“Having a designated room for ‘work’ makes it feel isolated and almost like a punishment,” Danny says. “ ere’s something un-present about putting in endless hours in one room of a house when you can live in the whole house.”

Standing on the corner of his desk is a particularly hard-won paperweight—on a stack of magazines, in a tray he decorated for a TV segment using crushed old CDs—his 2018 Emmy for Outstanding Lifestyle Program. In a whirlwind last spring, Danny won the award while moving into the new home—and replaced its vinyl siding with James Hardie concrete composite to celebrate.

“That’s how you know you’re old,” he jokes. “I said if I win the Emmy, I’m buying siding.”

Danny’s Design Rules

Want to create a space that reflects your life and aesthetic? Follow these simple rules.

#1 Design your entry as a VIP entrance to your home.

#2 Immediately reject anything that you don’t love.

#3 Don’t design rooms for their purpose.

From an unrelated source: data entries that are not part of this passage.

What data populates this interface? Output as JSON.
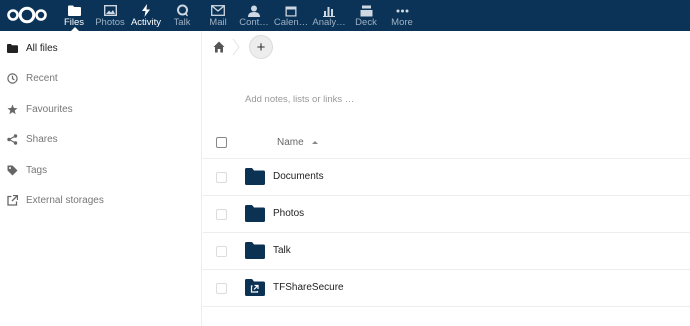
{
  "header": {
    "apps": [
      {
        "label": "Files",
        "icon": "folder-icon",
        "active": true
      },
      {
        "label": "Photos",
        "icon": "image-icon",
        "active": false
      },
      {
        "label": "Activity",
        "icon": "lightning-icon",
        "active": false
      },
      {
        "label": "Talk",
        "icon": "talk-icon",
        "active": false
      },
      {
        "label": "Mail",
        "icon": "mail-icon",
        "active": false
      },
      {
        "label": "Cont…",
        "icon": "contacts-icon",
        "active": false
      },
      {
        "label": "Calen…",
        "icon": "calendar-icon",
        "active": false
      },
      {
        "label": "Analy…",
        "icon": "analytics-icon",
        "active": false
      },
      {
        "label": "Deck",
        "icon": "deck-icon",
        "active": false
      },
      {
        "label": "More",
        "icon": "more-icon",
        "active": false
      }
    ],
    "bg_color": "#0a3357"
  },
  "sidebar": {
    "items": [
      {
        "label": "All files",
        "icon": "folder-icon",
        "active": true
      },
      {
        "label": "Recent",
        "icon": "clock-icon",
        "active": false
      },
      {
        "label": "Favourites",
        "icon": "star-icon",
        "active": false
      },
      {
        "label": "Shares",
        "icon": "share-icon",
        "active": false
      },
      {
        "label": "Tags",
        "icon": "tag-icon",
        "active": false
      },
      {
        "label": "External storages",
        "icon": "external-link-icon",
        "active": false
      }
    ]
  },
  "main": {
    "notes_placeholder": "Add notes, lists or links …",
    "add_button_label": "+",
    "table": {
      "name_header": "Name",
      "rows": [
        {
          "name": "Documents",
          "icon": "folder-icon"
        },
        {
          "name": "Photos",
          "icon": "folder-icon"
        },
        {
          "name": "Talk",
          "icon": "folder-icon"
        },
        {
          "name": "TFShareSecure",
          "icon": "shared-folder-icon"
        }
      ]
    }
  }
}
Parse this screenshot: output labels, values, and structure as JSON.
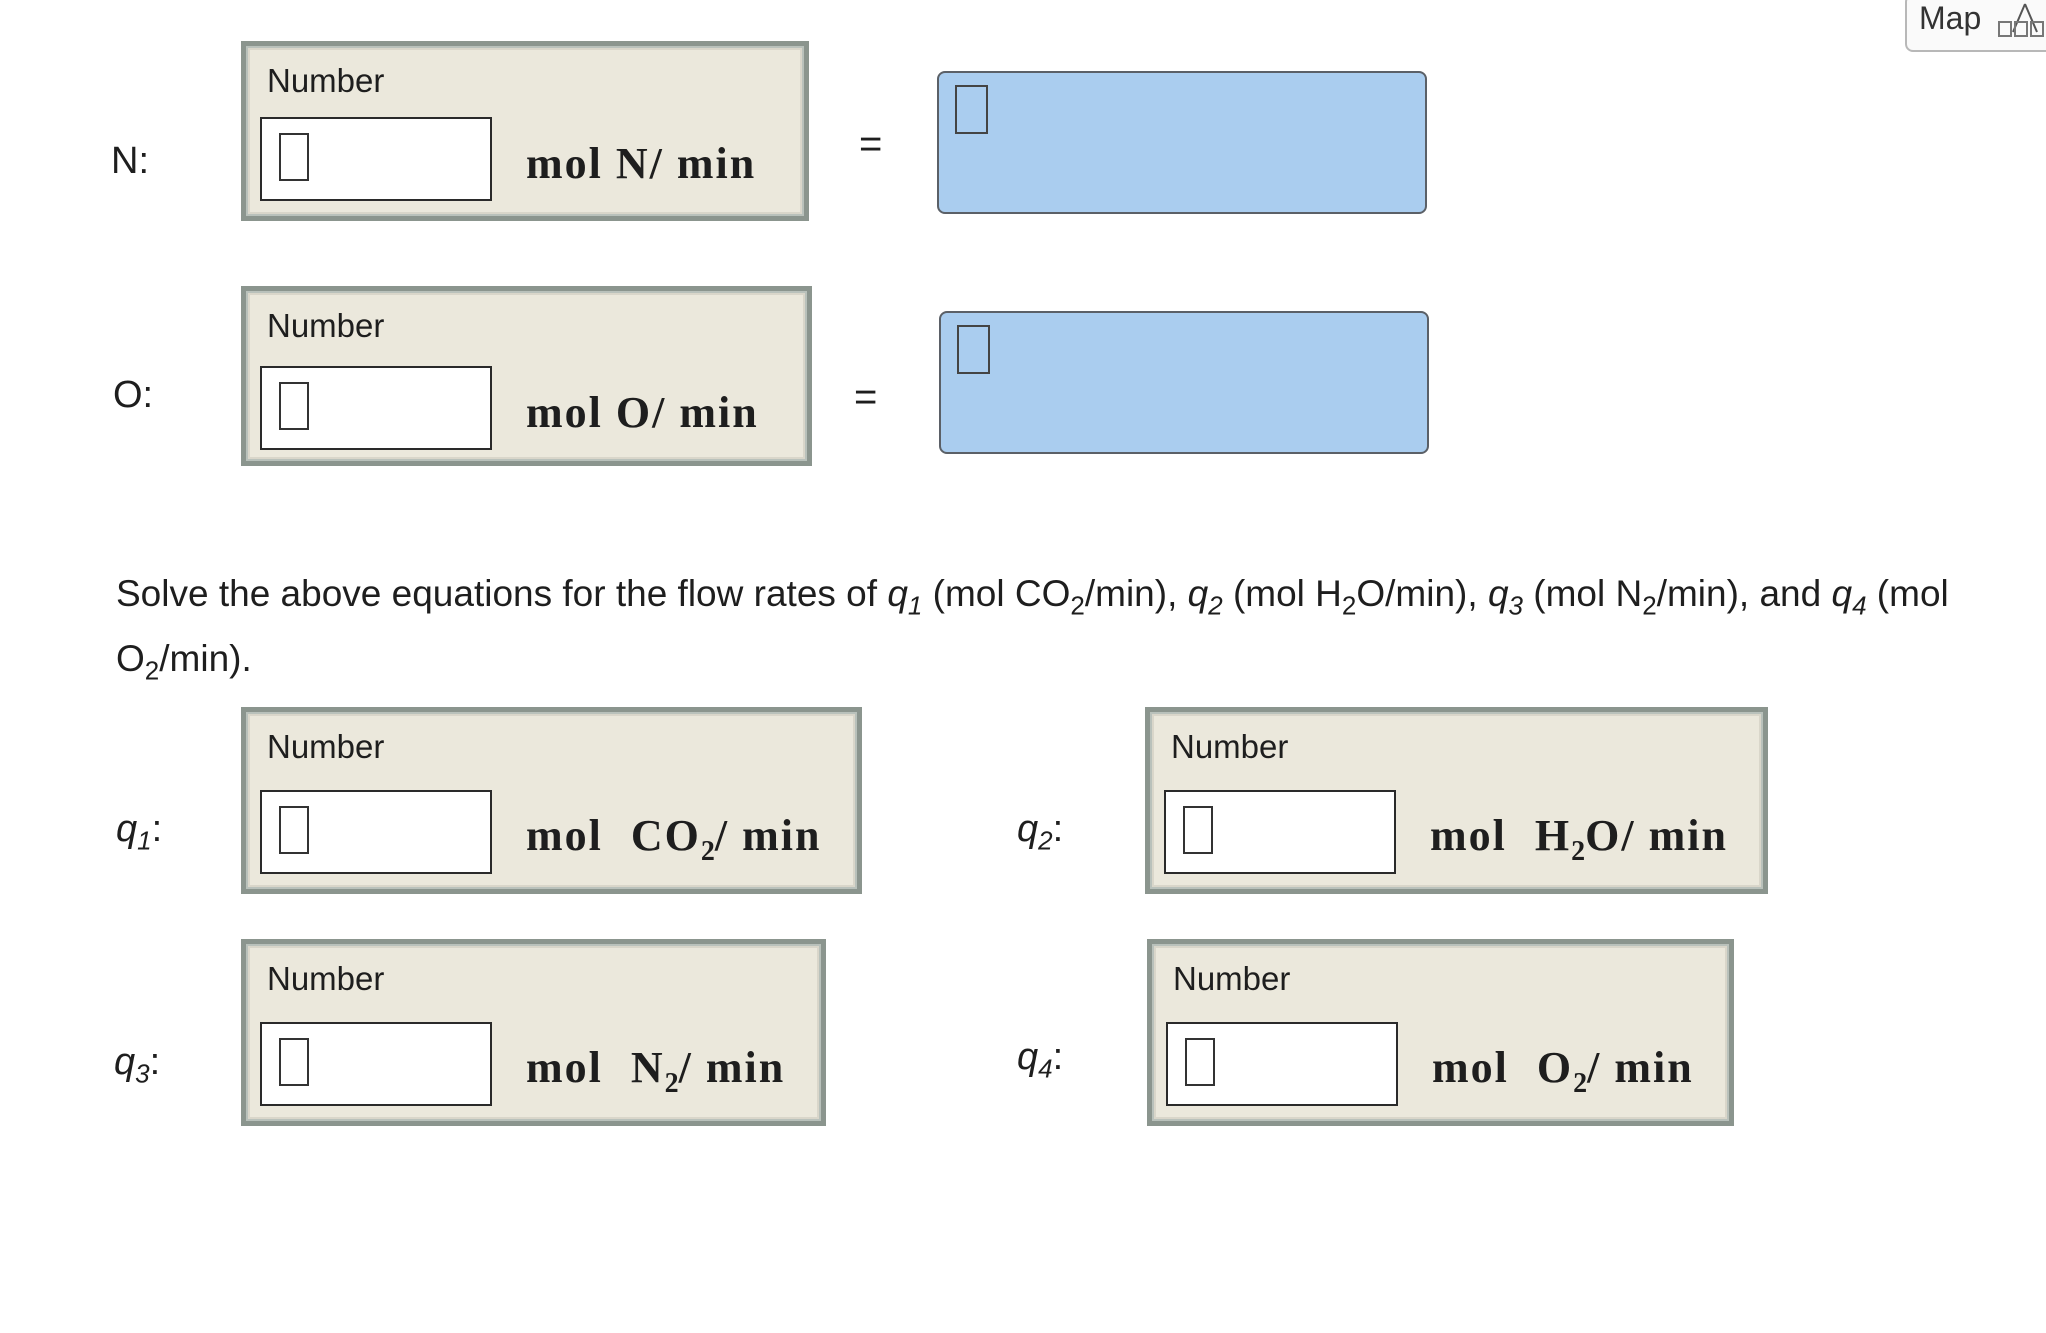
{
  "map_button": {
    "label": "Map"
  },
  "element_rows": [
    {
      "label": "N:",
      "header": "Number",
      "value": "",
      "unit": "mol  N/ min",
      "equals": "="
    },
    {
      "label": "O:",
      "header": "Number",
      "value": "",
      "unit": "mol  O/ min",
      "equals": "="
    }
  ],
  "instruction": {
    "text": "Solve the above equations for the flow rates of q1 (mol CO2/min), q2 (mol H2O/min), q3 (mol N2/min), and q4 (mol O2/min)."
  },
  "flow_rates": [
    {
      "var": "q",
      "sub": "1",
      "suffix": ":",
      "header": "Number",
      "value": "",
      "unit_main": "CO",
      "unit_sub": "2"
    },
    {
      "var": "q",
      "sub": "2",
      "suffix": ":",
      "header": "Number",
      "value": "",
      "unit_main": "H",
      "unit_sub": "2",
      "unit_tail": "O"
    },
    {
      "var": "q",
      "sub": "3",
      "suffix": ":",
      "header": "Number",
      "value": "",
      "unit_main": "N",
      "unit_sub": "2"
    },
    {
      "var": "q",
      "sub": "4",
      "suffix": ":",
      "header": "Number",
      "value": "",
      "unit_main": "O",
      "unit_sub": "2"
    }
  ],
  "unit_words": {
    "mol": "mol",
    "per_min": "/ min"
  }
}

Your home should be a reflection of how you live – so go aheadand put your office in the living room.

#4 Make it 90 percent functional, 10 percent weird. You don’t want it to be more weird, because that’s … too weird.

#5 Don’t be afraid to add color.

#6 You can find someone to make pillows from just about anything.

#7 Store-bought isn’t bad if it resonates with you.

#8 It’s all about blending mass-produced pieces with personal touches, like a statement Room & Board couch with junk-store chairs.